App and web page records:
╭──

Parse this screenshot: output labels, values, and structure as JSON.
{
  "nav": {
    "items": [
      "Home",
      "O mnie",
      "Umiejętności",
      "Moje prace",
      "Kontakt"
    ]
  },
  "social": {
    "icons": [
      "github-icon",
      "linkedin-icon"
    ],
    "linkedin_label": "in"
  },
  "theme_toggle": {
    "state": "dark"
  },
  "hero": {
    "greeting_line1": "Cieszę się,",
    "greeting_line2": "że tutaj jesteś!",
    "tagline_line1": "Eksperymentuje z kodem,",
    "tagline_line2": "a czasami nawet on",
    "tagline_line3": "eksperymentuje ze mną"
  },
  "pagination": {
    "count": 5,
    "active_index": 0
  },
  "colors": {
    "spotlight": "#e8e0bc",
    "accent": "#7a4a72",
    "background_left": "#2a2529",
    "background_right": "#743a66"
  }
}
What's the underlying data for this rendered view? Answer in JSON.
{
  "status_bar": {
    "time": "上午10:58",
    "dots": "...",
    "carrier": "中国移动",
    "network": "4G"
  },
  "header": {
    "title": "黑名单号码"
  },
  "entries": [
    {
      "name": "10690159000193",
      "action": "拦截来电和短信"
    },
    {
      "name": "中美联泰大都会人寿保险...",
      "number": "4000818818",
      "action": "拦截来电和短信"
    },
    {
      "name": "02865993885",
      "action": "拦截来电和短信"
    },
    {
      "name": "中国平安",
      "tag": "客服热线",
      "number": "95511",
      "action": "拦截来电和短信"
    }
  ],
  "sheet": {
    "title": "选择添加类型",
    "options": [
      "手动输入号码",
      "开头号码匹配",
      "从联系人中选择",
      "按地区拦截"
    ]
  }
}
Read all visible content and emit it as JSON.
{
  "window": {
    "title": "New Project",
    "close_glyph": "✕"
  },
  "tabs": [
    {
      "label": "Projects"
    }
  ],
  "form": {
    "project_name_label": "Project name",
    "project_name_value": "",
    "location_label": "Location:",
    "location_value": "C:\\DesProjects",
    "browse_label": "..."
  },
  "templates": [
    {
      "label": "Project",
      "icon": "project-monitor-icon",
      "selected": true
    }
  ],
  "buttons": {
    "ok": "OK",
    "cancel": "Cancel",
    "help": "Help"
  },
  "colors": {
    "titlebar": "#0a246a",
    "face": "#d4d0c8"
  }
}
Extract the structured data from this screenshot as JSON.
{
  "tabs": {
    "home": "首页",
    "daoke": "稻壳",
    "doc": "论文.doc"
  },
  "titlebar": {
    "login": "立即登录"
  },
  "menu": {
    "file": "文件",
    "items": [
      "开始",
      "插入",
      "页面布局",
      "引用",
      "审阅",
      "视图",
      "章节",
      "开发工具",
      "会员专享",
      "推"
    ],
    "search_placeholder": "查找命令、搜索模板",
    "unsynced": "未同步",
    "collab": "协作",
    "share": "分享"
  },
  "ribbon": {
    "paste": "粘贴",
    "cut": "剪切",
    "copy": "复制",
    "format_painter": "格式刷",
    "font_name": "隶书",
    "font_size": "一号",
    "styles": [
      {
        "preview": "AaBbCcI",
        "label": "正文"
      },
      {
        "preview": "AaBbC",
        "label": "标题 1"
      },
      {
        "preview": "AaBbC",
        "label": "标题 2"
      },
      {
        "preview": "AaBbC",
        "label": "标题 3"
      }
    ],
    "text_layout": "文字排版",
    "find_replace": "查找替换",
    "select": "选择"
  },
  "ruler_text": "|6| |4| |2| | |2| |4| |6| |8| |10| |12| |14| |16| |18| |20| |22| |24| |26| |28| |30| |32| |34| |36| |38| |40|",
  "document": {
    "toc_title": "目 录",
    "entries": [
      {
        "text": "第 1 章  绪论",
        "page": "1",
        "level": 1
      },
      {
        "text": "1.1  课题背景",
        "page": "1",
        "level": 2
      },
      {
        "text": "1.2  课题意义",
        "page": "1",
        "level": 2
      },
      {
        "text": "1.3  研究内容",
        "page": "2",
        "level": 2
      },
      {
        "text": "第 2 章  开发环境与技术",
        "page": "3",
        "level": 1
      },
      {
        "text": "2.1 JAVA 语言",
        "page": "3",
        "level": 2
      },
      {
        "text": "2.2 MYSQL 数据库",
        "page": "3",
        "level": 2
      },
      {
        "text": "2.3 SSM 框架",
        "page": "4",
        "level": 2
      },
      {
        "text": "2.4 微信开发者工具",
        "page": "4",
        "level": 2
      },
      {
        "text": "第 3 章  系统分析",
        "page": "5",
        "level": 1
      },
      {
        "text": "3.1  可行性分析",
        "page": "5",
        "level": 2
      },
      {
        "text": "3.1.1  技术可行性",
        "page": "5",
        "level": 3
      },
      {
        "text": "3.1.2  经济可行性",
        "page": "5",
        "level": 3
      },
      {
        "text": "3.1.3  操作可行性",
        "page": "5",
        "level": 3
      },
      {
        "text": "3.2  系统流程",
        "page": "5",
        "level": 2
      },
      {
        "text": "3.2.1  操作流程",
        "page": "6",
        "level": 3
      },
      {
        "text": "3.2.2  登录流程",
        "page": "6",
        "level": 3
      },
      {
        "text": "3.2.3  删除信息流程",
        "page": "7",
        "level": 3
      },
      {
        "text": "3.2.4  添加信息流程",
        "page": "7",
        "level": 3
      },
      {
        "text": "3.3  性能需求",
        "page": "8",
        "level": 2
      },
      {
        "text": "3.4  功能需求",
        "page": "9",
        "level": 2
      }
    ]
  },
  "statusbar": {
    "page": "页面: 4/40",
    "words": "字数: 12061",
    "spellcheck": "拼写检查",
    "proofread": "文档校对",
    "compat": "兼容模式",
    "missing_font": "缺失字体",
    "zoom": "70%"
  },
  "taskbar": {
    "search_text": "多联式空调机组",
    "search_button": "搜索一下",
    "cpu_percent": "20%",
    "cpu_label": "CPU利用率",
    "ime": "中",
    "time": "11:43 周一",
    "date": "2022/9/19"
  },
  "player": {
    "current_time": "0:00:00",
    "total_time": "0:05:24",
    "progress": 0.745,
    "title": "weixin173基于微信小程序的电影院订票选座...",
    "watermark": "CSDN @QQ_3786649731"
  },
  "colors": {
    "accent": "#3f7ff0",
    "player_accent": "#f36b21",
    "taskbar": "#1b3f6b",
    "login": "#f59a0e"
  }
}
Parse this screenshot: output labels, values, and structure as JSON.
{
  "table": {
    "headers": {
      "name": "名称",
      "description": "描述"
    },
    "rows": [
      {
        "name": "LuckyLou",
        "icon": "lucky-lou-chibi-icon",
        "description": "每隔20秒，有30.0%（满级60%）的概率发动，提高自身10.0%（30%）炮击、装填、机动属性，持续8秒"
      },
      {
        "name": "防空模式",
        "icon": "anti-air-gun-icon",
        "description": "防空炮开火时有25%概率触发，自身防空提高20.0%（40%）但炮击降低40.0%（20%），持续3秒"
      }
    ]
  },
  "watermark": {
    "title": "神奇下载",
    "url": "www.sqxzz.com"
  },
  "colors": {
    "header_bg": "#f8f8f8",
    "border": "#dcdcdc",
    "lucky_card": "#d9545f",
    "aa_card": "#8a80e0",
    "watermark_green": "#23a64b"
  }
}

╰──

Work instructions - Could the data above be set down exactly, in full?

Task answer -
Parse this screenshot: output labels, values, and structure as JSON.
{
  "nav": {
    "items": [
      "Home",
      "O mnie",
      "Umiejętności",
      "Moje prace",
      "Kontakt"
    ]
  },
  "social": {
    "icons": [
      "github-icon",
      "linkedin-icon"
    ],
    "linkedin_label": "in"
  },
  "theme_toggle": {
    "state": "dark"
  },
  "hero": {
    "greeting_line1": "Cieszę się,",
    "greeting_line2": "że tutaj jesteś!",
    "tagline_line1": "Eksperymentuje z kodem,",
    "tagline_line2": "a czasami nawet on",
    "tagline_line3": "eksperymentuje ze mną"
  },
  "pagination": {
    "count": 5,
    "active_index": 0
  },
  "colors": {
    "spotlight": "#e8e0bc",
    "accent": "#7a4a72",
    "background_left": "#2a2529",
    "background_right": "#743a66"
  }
}
What's the underlying data for this rendered view? Answer in JSON.
{
  "status_bar": {
    "time": "上午10:58",
    "dots": "...",
    "carrier": "中国移动",
    "network": "4G"
  },
  "header": {
    "title": "黑名单号码"
  },
  "entries": [
    {
      "name": "10690159000193",
      "action": "拦截来电和短信"
    },
    {
      "name": "中美联泰大都会人寿保险...",
      "number": "4000818818",
      "action": "拦截来电和短信"
    },
    {
      "name": "02865993885",
      "action": "拦截来电和短信"
    },
    {
      "name": "中国平安",
      "tag": "客服热线",
      "number": "95511",
      "action": "拦截来电和短信"
    }
  ],
  "sheet": {
    "title": "选择添加类型",
    "options": [
      "手动输入号码",
      "开头号码匹配",
      "从联系人中选择",
      "按地区拦截"
    ]
  }
}
Read all visible content and emit it as JSON.
{
  "window": {
    "title": "New Project",
    "close_glyph": "✕"
  },
  "tabs": [
    {
      "label": "Projects"
    }
  ],
  "form": {
    "project_name_label": "Project name",
    "project_name_value": "",
    "location_label": "Location:",
    "location_value": "C:\\DesProjects",
    "browse_label": "..."
  },
  "templates": [
    {
      "label": "Project",
      "icon": "project-monitor-icon",
      "selected": true
    }
  ],
  "buttons": {
    "ok": "OK",
    "cancel": "Cancel",
    "help": "Help"
  },
  "colors": {
    "titlebar": "#0a246a",
    "face": "#d4d0c8"
  }
}
Extract the structured data from this screenshot as JSON.
{
  "tabs": {
    "home": "首页",
    "daoke": "稻壳",
    "doc": "论文.doc"
  },
  "titlebar": {
    "login": "立即登录"
  },
  "menu": {
    "file": "文件",
    "items": [
      "开始",
      "插入",
      "页面布局",
      "引用",
      "审阅",
      "视图",
      "章节",
      "开发工具",
      "会员专享",
      "推"
    ],
    "search_placeholder": "查找命令、搜索模板",
    "unsynced": "未同步",
    "collab": "协作",
    "share": "分享"
  },
  "ribbon": {
    "paste": "粘贴",
    "cut": "剪切",
    "copy": "复制",
    "format_painter": "格式刷",
    "font_name": "隶书",
    "font_size": "一号",
    "styles": [
      {
        "preview": "AaBbCcI",
        "label": "正文"
      },
      {
        "preview": "AaBbC",
        "label": "标题 1"
      },
      {
        "preview": "AaBbC",
        "label": "标题 2"
      },
      {
        "preview": "AaBbC",
        "label": "标题 3"
      }
    ],
    "text_layout": "文字排版",
    "find_replace": "查找替换",
    "select": "选择"
  },
  "ruler_text": "|6| |4| |2| | |2| |4| |6| |8| |10| |12| |14| |16| |18| |20| |22| |24| |26| |28| |30| |32| |34| |36| |38| |40|",
  "document": {
    "toc_title": "目 录",
    "entries": [
      {
        "text": "第 1 章  绪论",
        "page": "1",
        "level": 1
      },
      {
        "text": "1.1  课题背景",
        "page": "1",
        "level": 2
      },
      {
        "text": "1.2  课题意义",
        "page": "1",
        "level": 2
      },
      {
        "text": "1.3  研究内容",
        "page": "2",
        "level": 2
      },
      {
        "text": "第 2 章  开发环境与技术",
        "page": "3",
        "level": 1
      },
      {
        "text": "2.1 JAVA 语言",
        "page": "3",
        "level": 2
      },
      {
        "text": "2.2 MYSQL 数据库",
        "page": "3",
        "level": 2
      },
      {
        "text": "2.3 SSM 框架",
        "page": "4",
        "level": 2
      },
      {
        "text": "2.4 微信开发者工具",
        "page": "4",
        "level": 2
      },
      {
        "text": "第 3 章  系统分析",
        "page": "5",
        "level": 1
      },
      {
        "text": "3.1  可行性分析",
        "page": "5",
        "level": 2
      },
      {
        "text": "3.1.1  技术可行性",
        "page": "5",
        "level": 3
      },
      {
        "text": "3.1.2  经济可行性",
        "page": "5",
        "level": 3
      },
      {
        "text": "3.1.3  操作可行性",
        "page": "5",
        "level": 3
      },
      {
        "text": "3.2  系统流程",
        "page": "5",
        "level": 2
      },
      {
        "text": "3.2.1  操作流程",
        "page": "6",
        "level": 3
      },
      {
        "text": "3.2.2  登录流程",
        "page": "6",
        "level": 3
      },
      {
        "text": "3.2.3  删除信息流程",
        "page": "7",
        "level": 3
      },
      {
        "text": "3.2.4  添加信息流程",
        "page": "7",
        "level": 3
      },
      {
        "text": "3.3  性能需求",
        "page": "8",
        "level": 2
      },
      {
        "text": "3.4  功能需求",
        "page": "9",
        "level": 2
      }
    ]
  },
  "statusbar": {
    "page": "页面: 4/40",
    "words": "字数: 12061",
    "spellcheck": "拼写检查",
    "proofread": "文档校对",
    "compat": "兼容模式",
    "missing_font": "缺失字体",
    "zoom": "70%"
  },
  "taskbar": {
    "search_text": "多联式空调机组",
    "search_button": "搜索一下",
    "cpu_percent": "20%",
    "cpu_label": "CPU利用率",
    "ime": "中",
    "time": "11:43 周一",
    "date": "2022/9/19"
  },
  "player": {
    "current_time": "0:00:00",
    "total_time": "0:05:24",
    "progress": 0.745,
    "title": "weixin173基于微信小程序的电影院订票选座...",
    "watermark": "CSDN @QQ_3786649731"
  },
  "colors": {
    "accent": "#3f7ff0",
    "player_accent": "#f36b21",
    "taskbar": "#1b3f6b",
    "login": "#f59a0e"
  }
}
Parse this screenshot: output labels, values, and structure as JSON.
{
  "table": {
    "headers": {
      "name": "名称",
      "description": "描述"
    },
    "rows": [
      {
        "name": "LuckyLou",
        "icon": "lucky-lou-chibi-icon",
        "description": "每隔20秒，有30.0%（满级60%）的概率发动，提高自身10.0%（30%）炮击、装填、机动属性，持续8秒"
      },
      {
        "name": "防空模式",
        "icon": "anti-air-gun-icon",
        "description": "防空炮开火时有25%概率触发，自身防空提高20.0%（40%）但炮击降低40.0%（20%），持续3秒"
      }
    ]
  },
  "watermark": {
    "title": "神奇下载",
    "url": "www.sqxzz.com"
  },
  "colors": {
    "header_bg": "#f8f8f8",
    "border": "#dcdcdc",
    "lucky_card": "#d9545f",
    "aa_card": "#8a80e0",
    "watermark_green": "#23a64b"
  }
}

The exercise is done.